Doubts about the March | Pakistan Today

Doubts about the March

  • Interior Minister showing signs of impatience

Interior Minister Brig (retd) Ijaz Shah does not approve of JUI(F) chief Maulana Fazlur Rehman’s intention of holding a Million-March on Islamabad, and in an interaction with the press after inaugurating the Police Facilitation Centre in Islamabad on Wednesday, he made his feelings clear. However, he also made clear that his grounds for opposing the March did not rise above the partisan. He said that unjustified demands could not be the basis for removing the government. He is right, but who determines that grounds are unjustified? Not one of the interested parties, surely?
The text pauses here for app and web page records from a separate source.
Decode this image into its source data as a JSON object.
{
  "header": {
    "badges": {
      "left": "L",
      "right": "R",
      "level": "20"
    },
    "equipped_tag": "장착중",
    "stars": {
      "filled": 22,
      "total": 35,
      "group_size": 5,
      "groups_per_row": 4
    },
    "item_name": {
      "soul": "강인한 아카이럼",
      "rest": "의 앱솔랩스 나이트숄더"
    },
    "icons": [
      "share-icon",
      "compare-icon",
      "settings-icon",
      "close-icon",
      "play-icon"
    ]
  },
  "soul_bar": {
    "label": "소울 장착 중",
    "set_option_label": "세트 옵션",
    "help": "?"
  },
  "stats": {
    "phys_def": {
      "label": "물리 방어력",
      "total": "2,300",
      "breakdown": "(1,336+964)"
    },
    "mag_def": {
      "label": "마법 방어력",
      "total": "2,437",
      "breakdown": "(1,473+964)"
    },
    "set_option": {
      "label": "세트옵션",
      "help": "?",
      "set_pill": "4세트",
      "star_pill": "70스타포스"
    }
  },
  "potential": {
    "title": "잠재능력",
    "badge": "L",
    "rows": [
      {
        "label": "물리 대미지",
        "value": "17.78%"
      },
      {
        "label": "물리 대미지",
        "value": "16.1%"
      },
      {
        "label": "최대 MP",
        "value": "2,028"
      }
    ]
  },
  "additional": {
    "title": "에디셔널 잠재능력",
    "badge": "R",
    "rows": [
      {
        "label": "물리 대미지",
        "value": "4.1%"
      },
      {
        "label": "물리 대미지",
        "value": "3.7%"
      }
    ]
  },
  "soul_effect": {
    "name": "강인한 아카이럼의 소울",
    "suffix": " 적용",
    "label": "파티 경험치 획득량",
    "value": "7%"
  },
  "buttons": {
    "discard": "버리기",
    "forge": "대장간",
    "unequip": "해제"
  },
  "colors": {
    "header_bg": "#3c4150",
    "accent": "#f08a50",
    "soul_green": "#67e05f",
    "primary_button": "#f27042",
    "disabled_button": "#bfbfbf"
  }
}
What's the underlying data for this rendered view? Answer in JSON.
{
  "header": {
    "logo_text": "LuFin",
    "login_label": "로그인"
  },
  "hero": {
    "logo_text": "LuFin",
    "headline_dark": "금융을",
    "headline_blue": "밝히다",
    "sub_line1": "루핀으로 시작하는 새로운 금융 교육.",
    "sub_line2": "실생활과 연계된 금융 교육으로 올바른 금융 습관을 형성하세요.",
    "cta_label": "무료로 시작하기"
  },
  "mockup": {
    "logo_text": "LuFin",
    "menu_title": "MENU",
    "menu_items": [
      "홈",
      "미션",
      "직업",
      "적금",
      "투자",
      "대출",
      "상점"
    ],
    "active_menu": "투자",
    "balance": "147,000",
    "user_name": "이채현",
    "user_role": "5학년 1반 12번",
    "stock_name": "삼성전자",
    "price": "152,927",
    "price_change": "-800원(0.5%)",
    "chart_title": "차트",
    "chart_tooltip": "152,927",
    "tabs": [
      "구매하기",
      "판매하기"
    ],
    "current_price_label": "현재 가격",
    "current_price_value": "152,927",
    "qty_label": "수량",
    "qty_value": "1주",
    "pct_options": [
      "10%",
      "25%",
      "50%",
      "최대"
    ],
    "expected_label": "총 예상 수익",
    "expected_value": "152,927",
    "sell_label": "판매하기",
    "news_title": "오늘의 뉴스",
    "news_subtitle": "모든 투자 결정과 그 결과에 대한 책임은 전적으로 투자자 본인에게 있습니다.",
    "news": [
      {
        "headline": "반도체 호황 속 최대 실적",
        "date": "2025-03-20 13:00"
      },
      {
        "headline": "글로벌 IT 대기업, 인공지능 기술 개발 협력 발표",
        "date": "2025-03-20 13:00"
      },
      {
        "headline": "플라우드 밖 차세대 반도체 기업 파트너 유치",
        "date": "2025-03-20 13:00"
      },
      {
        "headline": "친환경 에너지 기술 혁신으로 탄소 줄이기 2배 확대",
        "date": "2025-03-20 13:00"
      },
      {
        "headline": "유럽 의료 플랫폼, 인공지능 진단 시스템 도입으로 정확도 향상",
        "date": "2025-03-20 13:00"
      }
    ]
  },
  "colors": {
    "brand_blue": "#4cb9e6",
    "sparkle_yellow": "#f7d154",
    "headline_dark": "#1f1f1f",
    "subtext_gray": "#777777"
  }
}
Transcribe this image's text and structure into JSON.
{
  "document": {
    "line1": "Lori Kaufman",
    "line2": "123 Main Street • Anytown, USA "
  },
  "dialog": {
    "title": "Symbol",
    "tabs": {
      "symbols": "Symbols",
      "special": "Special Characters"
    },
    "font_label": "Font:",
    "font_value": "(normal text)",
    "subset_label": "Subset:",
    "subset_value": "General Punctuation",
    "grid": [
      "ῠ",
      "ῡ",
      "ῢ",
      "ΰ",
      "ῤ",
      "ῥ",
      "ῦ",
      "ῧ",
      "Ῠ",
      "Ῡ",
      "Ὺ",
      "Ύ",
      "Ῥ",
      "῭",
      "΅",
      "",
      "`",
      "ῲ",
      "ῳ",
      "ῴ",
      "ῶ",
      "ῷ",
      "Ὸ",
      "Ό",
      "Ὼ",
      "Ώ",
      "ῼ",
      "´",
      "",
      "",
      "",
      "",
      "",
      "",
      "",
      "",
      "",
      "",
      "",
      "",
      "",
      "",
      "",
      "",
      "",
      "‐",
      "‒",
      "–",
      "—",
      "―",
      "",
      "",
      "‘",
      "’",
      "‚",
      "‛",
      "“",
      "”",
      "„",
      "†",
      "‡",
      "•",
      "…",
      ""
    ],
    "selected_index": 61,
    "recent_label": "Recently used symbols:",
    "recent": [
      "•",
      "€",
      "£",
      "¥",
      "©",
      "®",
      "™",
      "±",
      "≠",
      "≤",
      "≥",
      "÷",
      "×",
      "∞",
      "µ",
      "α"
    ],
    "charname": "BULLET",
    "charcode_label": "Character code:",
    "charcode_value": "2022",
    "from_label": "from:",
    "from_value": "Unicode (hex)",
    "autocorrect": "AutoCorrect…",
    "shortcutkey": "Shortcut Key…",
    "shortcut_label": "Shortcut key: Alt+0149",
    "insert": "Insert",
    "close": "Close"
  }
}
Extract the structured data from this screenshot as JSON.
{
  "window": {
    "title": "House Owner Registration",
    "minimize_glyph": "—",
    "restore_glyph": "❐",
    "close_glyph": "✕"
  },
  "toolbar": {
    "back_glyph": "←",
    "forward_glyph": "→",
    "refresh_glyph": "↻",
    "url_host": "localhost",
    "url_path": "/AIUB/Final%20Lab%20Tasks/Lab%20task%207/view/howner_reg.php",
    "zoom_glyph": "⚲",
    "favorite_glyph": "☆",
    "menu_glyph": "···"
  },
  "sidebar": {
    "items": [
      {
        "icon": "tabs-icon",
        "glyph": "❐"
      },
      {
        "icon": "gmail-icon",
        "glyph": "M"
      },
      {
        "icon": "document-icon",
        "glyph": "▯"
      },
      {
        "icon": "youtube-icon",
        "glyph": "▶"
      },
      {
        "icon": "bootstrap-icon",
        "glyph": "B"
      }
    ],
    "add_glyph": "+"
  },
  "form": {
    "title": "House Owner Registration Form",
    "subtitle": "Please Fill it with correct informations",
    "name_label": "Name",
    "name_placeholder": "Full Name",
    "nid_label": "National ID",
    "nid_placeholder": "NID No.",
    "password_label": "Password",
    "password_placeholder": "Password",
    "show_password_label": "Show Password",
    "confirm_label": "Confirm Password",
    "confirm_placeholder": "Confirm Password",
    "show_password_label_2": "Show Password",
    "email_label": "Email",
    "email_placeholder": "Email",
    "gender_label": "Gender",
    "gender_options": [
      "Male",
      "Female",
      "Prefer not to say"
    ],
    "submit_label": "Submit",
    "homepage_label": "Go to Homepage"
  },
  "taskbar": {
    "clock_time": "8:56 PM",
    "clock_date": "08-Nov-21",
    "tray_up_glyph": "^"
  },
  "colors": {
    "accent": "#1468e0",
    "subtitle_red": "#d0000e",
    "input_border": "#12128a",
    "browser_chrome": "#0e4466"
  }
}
He also said that the timing of the March was wrong. While comparing it to the sit-in by Imran Khan in 2014, he said the situation was entirely different. He might find that any attempt to find any difference might end with casting a lurid light on where the 2014 protesters drew their strength, a light for which they would not be grateful. He also said that Section 144 had been imposed in the Red Zone and no one would be allowed to take the law into their own hands. That is valid, but to go from there to predicting that the Maulana would not come to Islamabad on the 27th would be to predict that law and order might break down. As the Interior Minister, he would surely not want that to happen, as it would if the contingency plan the Maulana has already spoken of, had to be implemented. However, how can he predict the movement of any citizen unless he already intends to ensure his arrest? He should not forget that the imposition of Section 144, with its concomitant ban on gatherings of five persons or more, has time and again proved a law with which the judiciary has been uncomfortable.

Brigadier Shah should realise that he no longer serves a military ruler, as he did as DG Intelligence Bureau for Gen Pervez Musharraf, but an elected Prime Minister, and is responsible for keeping the peace while allowing the freedoms of movement and expression allowed in the Constitution. The essence of democracy is to allow free competition, not to maintain the government of the day in office.